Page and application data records

#####

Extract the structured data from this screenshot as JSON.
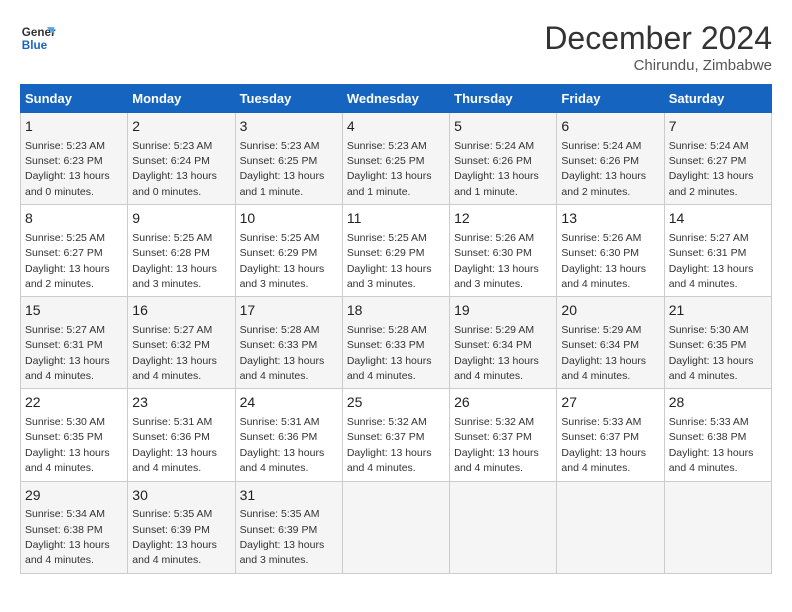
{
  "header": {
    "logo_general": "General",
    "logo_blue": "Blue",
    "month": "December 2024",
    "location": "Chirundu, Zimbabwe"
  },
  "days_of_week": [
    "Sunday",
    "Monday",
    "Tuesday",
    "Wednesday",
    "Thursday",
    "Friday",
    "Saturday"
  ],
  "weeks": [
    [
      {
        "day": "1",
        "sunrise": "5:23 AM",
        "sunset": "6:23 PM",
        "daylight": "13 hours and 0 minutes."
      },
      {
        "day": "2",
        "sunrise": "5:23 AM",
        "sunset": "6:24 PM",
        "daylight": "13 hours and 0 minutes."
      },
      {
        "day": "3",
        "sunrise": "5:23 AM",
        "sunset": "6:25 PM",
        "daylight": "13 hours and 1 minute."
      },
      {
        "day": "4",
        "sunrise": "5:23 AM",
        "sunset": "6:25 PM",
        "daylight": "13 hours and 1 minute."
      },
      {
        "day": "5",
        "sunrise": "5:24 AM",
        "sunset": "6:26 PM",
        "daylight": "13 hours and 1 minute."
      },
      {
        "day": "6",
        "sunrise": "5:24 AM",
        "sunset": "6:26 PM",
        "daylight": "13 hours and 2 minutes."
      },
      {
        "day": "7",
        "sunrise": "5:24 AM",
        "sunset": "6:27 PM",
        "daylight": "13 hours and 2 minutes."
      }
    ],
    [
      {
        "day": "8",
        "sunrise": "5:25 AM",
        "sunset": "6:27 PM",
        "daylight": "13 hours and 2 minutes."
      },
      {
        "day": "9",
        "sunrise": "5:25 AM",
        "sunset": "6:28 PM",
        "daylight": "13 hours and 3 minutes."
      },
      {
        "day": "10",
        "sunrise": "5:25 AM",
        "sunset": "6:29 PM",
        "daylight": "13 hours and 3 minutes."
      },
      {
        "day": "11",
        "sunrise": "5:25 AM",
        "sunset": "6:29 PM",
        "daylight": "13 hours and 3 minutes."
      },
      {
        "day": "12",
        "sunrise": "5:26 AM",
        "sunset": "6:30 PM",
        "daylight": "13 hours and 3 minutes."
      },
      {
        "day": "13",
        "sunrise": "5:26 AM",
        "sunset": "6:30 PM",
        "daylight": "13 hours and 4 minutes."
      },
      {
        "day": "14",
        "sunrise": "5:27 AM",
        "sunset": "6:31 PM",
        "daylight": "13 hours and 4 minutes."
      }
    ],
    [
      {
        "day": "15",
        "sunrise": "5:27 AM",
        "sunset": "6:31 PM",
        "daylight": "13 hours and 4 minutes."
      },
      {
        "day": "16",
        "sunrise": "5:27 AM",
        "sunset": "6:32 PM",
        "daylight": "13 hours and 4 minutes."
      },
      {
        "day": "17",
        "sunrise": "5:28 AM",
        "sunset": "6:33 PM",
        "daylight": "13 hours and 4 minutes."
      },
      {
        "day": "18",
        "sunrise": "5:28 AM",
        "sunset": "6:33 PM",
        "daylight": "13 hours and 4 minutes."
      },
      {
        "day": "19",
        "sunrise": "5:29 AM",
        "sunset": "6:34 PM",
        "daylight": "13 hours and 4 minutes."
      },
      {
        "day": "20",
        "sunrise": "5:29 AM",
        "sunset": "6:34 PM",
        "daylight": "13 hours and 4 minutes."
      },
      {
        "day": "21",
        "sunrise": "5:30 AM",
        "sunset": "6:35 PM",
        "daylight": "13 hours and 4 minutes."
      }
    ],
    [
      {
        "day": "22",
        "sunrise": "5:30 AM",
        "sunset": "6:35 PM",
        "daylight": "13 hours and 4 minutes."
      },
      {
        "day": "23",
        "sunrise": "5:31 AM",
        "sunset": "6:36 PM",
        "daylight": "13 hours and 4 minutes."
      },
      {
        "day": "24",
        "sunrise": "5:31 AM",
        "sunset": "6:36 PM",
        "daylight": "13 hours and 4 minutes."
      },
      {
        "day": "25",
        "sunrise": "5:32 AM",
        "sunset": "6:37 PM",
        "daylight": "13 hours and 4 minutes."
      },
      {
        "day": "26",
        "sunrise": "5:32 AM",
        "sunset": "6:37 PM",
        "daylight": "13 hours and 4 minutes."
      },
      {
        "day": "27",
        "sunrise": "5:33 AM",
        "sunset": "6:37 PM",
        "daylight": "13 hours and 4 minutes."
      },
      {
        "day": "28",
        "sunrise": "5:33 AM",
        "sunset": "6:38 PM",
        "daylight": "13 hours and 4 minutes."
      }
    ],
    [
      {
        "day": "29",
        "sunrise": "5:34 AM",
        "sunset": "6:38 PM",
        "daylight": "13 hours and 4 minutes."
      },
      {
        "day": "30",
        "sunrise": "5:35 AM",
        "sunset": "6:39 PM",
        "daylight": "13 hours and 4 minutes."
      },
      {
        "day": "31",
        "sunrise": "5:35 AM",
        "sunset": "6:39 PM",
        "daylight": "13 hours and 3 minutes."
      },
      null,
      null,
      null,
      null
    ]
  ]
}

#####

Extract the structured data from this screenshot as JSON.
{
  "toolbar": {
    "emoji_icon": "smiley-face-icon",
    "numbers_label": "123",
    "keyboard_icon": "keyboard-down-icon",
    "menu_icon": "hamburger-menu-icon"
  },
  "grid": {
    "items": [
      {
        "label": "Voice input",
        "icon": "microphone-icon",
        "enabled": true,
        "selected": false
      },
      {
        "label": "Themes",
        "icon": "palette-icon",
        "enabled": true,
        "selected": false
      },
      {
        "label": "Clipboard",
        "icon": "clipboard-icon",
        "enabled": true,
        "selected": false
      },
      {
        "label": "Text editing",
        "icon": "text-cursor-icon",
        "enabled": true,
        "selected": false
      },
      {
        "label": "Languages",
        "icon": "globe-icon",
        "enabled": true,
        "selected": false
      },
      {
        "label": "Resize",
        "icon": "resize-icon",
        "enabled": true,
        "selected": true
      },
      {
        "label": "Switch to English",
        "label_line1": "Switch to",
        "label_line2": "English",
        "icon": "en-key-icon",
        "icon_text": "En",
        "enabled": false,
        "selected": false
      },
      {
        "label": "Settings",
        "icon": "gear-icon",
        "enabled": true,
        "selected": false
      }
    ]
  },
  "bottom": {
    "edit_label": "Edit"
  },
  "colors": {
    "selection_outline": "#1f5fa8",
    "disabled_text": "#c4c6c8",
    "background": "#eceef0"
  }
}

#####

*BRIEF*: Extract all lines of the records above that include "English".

*TASK ANSWER*:
        "label": "Switch to English",
        "label_line2": "English",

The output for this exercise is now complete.